**TASK PROMPT:** Repeat the entries in full. Each line must match exactly.

START DATASET RECORDS

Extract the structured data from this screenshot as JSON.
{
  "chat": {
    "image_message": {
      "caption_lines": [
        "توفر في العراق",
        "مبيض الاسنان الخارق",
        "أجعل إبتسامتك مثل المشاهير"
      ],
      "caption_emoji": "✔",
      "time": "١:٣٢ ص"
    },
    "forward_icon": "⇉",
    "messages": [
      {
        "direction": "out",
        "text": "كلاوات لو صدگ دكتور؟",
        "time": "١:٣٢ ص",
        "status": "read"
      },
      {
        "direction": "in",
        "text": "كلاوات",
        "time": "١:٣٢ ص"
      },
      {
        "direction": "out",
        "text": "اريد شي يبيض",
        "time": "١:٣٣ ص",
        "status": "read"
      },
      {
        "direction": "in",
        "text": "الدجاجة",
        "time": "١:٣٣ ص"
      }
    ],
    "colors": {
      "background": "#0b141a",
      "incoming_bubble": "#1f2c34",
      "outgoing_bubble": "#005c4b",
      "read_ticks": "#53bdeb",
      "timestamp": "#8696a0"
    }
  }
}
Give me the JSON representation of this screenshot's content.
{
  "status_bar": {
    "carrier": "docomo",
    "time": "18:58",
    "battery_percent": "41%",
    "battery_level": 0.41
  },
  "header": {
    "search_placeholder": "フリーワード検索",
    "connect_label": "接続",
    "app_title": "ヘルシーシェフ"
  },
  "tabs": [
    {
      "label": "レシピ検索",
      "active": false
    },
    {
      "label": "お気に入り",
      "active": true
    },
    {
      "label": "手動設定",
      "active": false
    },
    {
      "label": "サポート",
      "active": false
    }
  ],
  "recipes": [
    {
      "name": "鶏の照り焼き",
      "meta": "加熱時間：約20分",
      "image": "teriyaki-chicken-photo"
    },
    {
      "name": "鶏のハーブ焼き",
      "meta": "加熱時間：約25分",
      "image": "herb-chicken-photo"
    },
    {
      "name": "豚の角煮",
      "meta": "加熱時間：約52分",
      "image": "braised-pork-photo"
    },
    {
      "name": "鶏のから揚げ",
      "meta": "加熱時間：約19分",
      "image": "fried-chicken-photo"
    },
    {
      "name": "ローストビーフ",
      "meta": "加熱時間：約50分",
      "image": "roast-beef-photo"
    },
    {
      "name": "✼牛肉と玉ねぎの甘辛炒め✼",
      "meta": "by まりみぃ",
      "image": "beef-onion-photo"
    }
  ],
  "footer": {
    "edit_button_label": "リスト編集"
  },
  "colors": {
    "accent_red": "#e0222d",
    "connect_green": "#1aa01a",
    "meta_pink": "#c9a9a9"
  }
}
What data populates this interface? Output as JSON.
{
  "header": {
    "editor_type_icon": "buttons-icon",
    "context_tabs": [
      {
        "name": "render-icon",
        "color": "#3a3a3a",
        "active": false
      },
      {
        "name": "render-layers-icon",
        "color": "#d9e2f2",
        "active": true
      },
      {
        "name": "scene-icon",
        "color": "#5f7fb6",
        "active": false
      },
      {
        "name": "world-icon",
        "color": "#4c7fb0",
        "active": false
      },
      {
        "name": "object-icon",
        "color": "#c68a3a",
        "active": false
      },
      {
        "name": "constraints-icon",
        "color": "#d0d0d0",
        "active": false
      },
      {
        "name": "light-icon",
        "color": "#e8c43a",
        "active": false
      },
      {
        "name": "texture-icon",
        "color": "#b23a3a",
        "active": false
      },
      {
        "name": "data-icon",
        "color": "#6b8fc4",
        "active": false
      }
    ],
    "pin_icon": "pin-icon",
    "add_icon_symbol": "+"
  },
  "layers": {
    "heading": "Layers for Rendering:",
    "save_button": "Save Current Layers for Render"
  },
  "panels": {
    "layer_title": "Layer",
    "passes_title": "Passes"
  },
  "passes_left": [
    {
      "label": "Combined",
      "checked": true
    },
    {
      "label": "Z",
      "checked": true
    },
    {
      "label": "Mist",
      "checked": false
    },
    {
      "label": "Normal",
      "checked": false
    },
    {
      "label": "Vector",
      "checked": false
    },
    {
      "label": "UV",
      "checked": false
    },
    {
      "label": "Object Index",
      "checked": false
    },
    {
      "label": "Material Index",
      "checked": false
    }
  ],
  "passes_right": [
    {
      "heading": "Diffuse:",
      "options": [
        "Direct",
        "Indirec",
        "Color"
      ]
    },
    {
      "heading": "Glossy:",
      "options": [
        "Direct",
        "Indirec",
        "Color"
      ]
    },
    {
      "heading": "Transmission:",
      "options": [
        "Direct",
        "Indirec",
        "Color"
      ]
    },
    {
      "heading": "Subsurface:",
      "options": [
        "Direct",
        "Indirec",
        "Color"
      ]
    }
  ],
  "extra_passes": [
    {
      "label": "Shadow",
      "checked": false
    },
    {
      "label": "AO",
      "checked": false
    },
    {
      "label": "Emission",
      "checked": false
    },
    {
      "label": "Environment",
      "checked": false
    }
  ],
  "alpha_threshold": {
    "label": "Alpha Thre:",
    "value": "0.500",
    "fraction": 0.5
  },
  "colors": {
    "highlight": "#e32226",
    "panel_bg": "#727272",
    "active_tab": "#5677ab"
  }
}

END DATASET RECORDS

**RESPONSE AREA:**
Extract the structured data from this screenshot as JSON.
{
  "chat": {
    "image_message": {
      "caption_lines": [
        "توفر في العراق",
        "مبيض الاسنان الخارق",
        "أجعل إبتسامتك مثل المشاهير"
      ],
      "caption_emoji": "✔",
      "time": "١:٣٢ ص"
    },
    "forward_icon": "⇉",
    "messages": [
      {
        "direction": "out",
        "text": "كلاوات لو صدگ دكتور؟",
        "time": "١:٣٢ ص",
        "status": "read"
      },
      {
        "direction": "in",
        "text": "كلاوات",
        "time": "١:٣٢ ص"
      },
      {
        "direction": "out",
        "text": "اريد شي يبيض",
        "time": "١:٣٣ ص",
        "status": "read"
      },
      {
        "direction": "in",
        "text": "الدجاجة",
        "time": "١:٣٣ ص"
      }
    ],
    "colors": {
      "background": "#0b141a",
      "incoming_bubble": "#1f2c34",
      "outgoing_bubble": "#005c4b",
      "read_ticks": "#53bdeb",
      "timestamp": "#8696a0"
    }
  }
}
Give me the JSON representation of this screenshot's content.
{
  "status_bar": {
    "carrier": "docomo",
    "time": "18:58",
    "battery_percent": "41%",
    "battery_level": 0.41
  },
  "header": {
    "search_placeholder": "フリーワード検索",
    "connect_label": "接続",
    "app_title": "ヘルシーシェフ"
  },
  "tabs": [
    {
      "label": "レシピ検索",
      "active": false
    },
    {
      "label": "お気に入り",
      "active": true
    },
    {
      "label": "手動設定",
      "active": false
    },
    {
      "label": "サポート",
      "active": false
    }
  ],
  "recipes": [
    {
      "name": "鶏の照り焼き",
      "meta": "加熱時間：約20分",
      "image": "teriyaki-chicken-photo"
    },
    {
      "name": "鶏のハーブ焼き",
      "meta": "加熱時間：約25分",
      "image": "herb-chicken-photo"
    },
    {
      "name": "豚の角煮",
      "meta": "加熱時間：約52分",
      "image": "braised-pork-photo"
    },
    {
      "name": "鶏のから揚げ",
      "meta": "加熱時間：約19分",
      "image": "fried-chicken-photo"
    },
    {
      "name": "ローストビーフ",
      "meta": "加熱時間：約50分",
      "image": "roast-beef-photo"
    },
    {
      "name": "✼牛肉と玉ねぎの甘辛炒め✼",
      "meta": "by まりみぃ",
      "image": "beef-onion-photo"
    }
  ],
  "footer": {
    "edit_button_label": "リスト編集"
  },
  "colors": {
    "accent_red": "#e0222d",
    "connect_green": "#1aa01a",
    "meta_pink": "#c9a9a9"
  }
}
What data populates this interface? Output as JSON.
{
  "header": {
    "editor_type_icon": "buttons-icon",
    "context_tabs": [
      {
        "name": "render-icon",
        "color": "#3a3a3a",
        "active": false
      },
      {
        "name": "render-layers-icon",
        "color": "#d9e2f2",
        "active": true
      },
      {
        "name": "scene-icon",
        "color": "#5f7fb6",
        "active": false
      },
      {
        "name": "world-icon",
        "color": "#4c7fb0",
        "active": false
      },
      {
        "name": "object-icon",
        "color": "#c68a3a",
        "active": false
      },
      {
        "name": "constraints-icon",
        "color": "#d0d0d0",
        "active": false
      },
      {
        "name": "light-icon",
        "color": "#e8c43a",
        "active": false
      },
      {
        "name": "texture-icon",
        "color": "#b23a3a",
        "active": false
      },
      {
        "name": "data-icon",
        "color": "#6b8fc4",
        "active": false
      }
    ],
    "pin_icon": "pin-icon",
    "add_icon_symbol": "+"
  },
  "layers": {
    "heading": "Layers for Rendering:",
    "save_button": "Save Current Layers for Render"
  },
  "panels": {
    "layer_title": "Layer",
    "passes_title": "Passes"
  },
  "passes_left": [
    {
      "label": "Combined",
      "checked": true
    },
    {
      "label": "Z",
      "checked": true
    },
    {
      "label": "Mist",
      "checked": false
    },
    {
      "label": "Normal",
      "checked": false
    },
    {
      "label": "Vector",
      "checked": false
    },
    {
      "label": "UV",
      "checked": false
    },
    {
      "label": "Object Index",
      "checked": false
    },
    {
      "label": "Material Index",
      "checked": false
    }
  ],
  "passes_right": [
    {
      "heading": "Diffuse:",
      "options": [
        "Direct",
        "Indirec",
        "Color"
      ]
    },
    {
      "heading": "Glossy:",
      "options": [
        "Direct",
        "Indirec",
        "Color"
      ]
    },
    {
      "heading": "Transmission:",
      "options": [
        "Direct",
        "Indirec",
        "Color"
      ]
    },
    {
      "heading": "Subsurface:",
      "options": [
        "Direct",
        "Indirec",
        "Color"
      ]
    }
  ],
  "extra_passes": [
    {
      "label": "Shadow",
      "checked": false
    },
    {
      "label": "AO",
      "checked": false
    },
    {
      "label": "Emission",
      "checked": false
    },
    {
      "label": "Environment",
      "checked": false
    }
  ],
  "alpha_threshold": {
    "label": "Alpha Thre:",
    "value": "0.500",
    "fraction": 0.5
  },
  "colors": {
    "highlight": "#e32226",
    "panel_bg": "#727272",
    "active_tab": "#5677ab"
  }
}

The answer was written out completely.